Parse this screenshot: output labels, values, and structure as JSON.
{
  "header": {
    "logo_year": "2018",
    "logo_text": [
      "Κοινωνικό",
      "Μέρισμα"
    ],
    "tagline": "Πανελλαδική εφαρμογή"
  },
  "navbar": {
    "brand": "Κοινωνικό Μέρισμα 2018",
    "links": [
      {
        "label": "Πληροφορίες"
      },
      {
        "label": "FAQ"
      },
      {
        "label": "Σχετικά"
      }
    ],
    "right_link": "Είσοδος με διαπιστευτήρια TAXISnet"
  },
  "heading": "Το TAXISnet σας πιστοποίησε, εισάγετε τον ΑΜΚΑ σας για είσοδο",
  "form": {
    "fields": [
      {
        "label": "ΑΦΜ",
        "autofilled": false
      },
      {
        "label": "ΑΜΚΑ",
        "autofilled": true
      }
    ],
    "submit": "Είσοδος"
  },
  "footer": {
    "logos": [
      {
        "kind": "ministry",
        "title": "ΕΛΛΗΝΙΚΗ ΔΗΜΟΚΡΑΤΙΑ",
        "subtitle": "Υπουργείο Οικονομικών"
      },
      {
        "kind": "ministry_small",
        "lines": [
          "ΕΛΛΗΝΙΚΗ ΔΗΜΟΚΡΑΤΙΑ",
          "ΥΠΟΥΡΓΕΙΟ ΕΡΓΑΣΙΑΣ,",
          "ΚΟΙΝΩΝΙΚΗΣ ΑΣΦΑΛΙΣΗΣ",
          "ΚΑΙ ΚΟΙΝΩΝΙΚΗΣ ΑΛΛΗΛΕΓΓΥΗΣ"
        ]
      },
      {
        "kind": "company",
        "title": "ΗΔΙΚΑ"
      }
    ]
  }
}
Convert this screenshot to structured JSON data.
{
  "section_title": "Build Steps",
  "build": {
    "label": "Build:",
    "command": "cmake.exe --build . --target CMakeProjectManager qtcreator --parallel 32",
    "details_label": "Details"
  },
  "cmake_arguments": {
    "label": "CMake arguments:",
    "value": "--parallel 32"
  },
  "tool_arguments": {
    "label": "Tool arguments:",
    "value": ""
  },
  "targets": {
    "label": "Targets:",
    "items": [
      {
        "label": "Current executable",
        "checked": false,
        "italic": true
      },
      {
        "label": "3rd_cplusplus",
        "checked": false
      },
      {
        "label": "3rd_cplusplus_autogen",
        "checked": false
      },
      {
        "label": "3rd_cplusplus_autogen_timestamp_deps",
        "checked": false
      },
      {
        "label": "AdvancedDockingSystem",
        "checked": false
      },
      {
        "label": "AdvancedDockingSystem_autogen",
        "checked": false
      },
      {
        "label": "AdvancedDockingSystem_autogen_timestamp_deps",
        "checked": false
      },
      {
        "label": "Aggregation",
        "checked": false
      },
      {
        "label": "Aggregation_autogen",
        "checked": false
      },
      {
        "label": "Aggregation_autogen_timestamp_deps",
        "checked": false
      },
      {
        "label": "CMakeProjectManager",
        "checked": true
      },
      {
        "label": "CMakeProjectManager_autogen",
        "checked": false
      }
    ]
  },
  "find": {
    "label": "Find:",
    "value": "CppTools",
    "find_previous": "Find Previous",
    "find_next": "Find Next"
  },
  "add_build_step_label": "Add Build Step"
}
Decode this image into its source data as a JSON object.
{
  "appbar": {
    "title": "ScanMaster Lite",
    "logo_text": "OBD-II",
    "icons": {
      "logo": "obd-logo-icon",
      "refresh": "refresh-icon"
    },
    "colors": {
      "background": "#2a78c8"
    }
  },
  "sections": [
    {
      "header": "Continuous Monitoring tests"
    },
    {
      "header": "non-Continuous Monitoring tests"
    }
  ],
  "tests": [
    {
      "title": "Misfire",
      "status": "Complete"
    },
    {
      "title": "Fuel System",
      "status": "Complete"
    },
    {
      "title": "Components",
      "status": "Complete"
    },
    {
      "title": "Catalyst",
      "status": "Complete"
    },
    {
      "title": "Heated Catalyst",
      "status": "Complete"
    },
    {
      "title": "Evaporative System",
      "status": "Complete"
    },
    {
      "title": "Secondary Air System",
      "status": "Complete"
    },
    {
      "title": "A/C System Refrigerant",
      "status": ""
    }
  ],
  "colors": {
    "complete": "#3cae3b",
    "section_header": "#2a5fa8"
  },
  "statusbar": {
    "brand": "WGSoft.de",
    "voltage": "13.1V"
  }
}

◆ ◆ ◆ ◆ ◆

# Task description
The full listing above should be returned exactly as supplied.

# Answer for this exercise
Parse this screenshot: output labels, values, and structure as JSON.
{
  "header": {
    "logo_year": "2018",
    "logo_text": [
      "Κοινωνικό",
      "Μέρισμα"
    ],
    "tagline": "Πανελλαδική εφαρμογή"
  },
  "navbar": {
    "brand": "Κοινωνικό Μέρισμα 2018",
    "links": [
      {
        "label": "Πληροφορίες"
      },
      {
        "label": "FAQ"
      },
      {
        "label": "Σχετικά"
      }
    ],
    "right_link": "Είσοδος με διαπιστευτήρια TAXISnet"
  },
  "heading": "Το TAXISnet σας πιστοποίησε, εισάγετε τον ΑΜΚΑ σας για είσοδο",
  "form": {
    "fields": [
      {
        "label": "ΑΦΜ",
        "autofilled": false
      },
      {
        "label": "ΑΜΚΑ",
        "autofilled": true
      }
    ],
    "submit": "Είσοδος"
  },
  "footer": {
    "logos": [
      {
        "kind": "ministry",
        "title": "ΕΛΛΗΝΙΚΗ ΔΗΜΟΚΡΑΤΙΑ",
        "subtitle": "Υπουργείο Οικονομικών"
      },
      {
        "kind": "ministry_small",
        "lines": [
          "ΕΛΛΗΝΙΚΗ ΔΗΜΟΚΡΑΤΙΑ",
          "ΥΠΟΥΡΓΕΙΟ ΕΡΓΑΣΙΑΣ,",
          "ΚΟΙΝΩΝΙΚΗΣ ΑΣΦΑΛΙΣΗΣ",
          "ΚΑΙ ΚΟΙΝΩΝΙΚΗΣ ΑΛΛΗΛΕΓΓΥΗΣ"
        ]
      },
      {
        "kind": "company",
        "title": "ΗΔΙΚΑ"
      }
    ]
  }
}
Convert this screenshot to structured JSON data.
{
  "section_title": "Build Steps",
  "build": {
    "label": "Build:",
    "command": "cmake.exe --build . --target CMakeProjectManager qtcreator --parallel 32",
    "details_label": "Details"
  },
  "cmake_arguments": {
    "label": "CMake arguments:",
    "value": "--parallel 32"
  },
  "tool_arguments": {
    "label": "Tool arguments:",
    "value": ""
  },
  "targets": {
    "label": "Targets:",
    "items": [
      {
        "label": "Current executable",
        "checked": false,
        "italic": true
      },
      {
        "label": "3rd_cplusplus",
        "checked": false
      },
      {
        "label": "3rd_cplusplus_autogen",
        "checked": false
      },
      {
        "label": "3rd_cplusplus_autogen_timestamp_deps",
        "checked": false
      },
      {
        "label": "AdvancedDockingSystem",
        "checked": false
      },
      {
        "label": "AdvancedDockingSystem_autogen",
        "checked": false
      },
      {
        "label": "AdvancedDockingSystem_autogen_timestamp_deps",
        "checked": false
      },
      {
        "label": "Aggregation",
        "checked": false
      },
      {
        "label": "Aggregation_autogen",
        "checked": false
      },
      {
        "label": "Aggregation_autogen_timestamp_deps",
        "checked": false
      },
      {
        "label": "CMakeProjectManager",
        "checked": true
      },
      {
        "label": "CMakeProjectManager_autogen",
        "checked": false
      }
    ]
  },
  "find": {
    "label": "Find:",
    "value": "CppTools",
    "find_previous": "Find Previous",
    "find_next": "Find Next"
  },
  "add_build_step_label": "Add Build Step"
}
Decode this image into its source data as a JSON object.
{
  "appbar": {
    "title": "ScanMaster Lite",
    "logo_text": "OBD-II",
    "icons": {
      "logo": "obd-logo-icon",
      "refresh": "refresh-icon"
    },
    "colors": {
      "background": "#2a78c8"
    }
  },
  "sections": [
    {
      "header": "Continuous Monitoring tests"
    },
    {
      "header": "non-Continuous Monitoring tests"
    }
  ],
  "tests": [
    {
      "title": "Misfire",
      "status": "Complete"
    },
    {
      "title": "Fuel System",
      "status": "Complete"
    },
    {
      "title": "Components",
      "status": "Complete"
    },
    {
      "title": "Catalyst",
      "status": "Complete"
    },
    {
      "title": "Heated Catalyst",
      "status": "Complete"
    },
    {
      "title": "Evaporative System",
      "status": "Complete"
    },
    {
      "title": "Secondary Air System",
      "status": "Complete"
    },
    {
      "title": "A/C System Refrigerant",
      "status": ""
    }
  ],
  "colors": {
    "complete": "#3cae3b",
    "section_header": "#2a5fa8"
  },
  "statusbar": {
    "brand": "WGSoft.de",
    "voltage": "13.1V"
  }
}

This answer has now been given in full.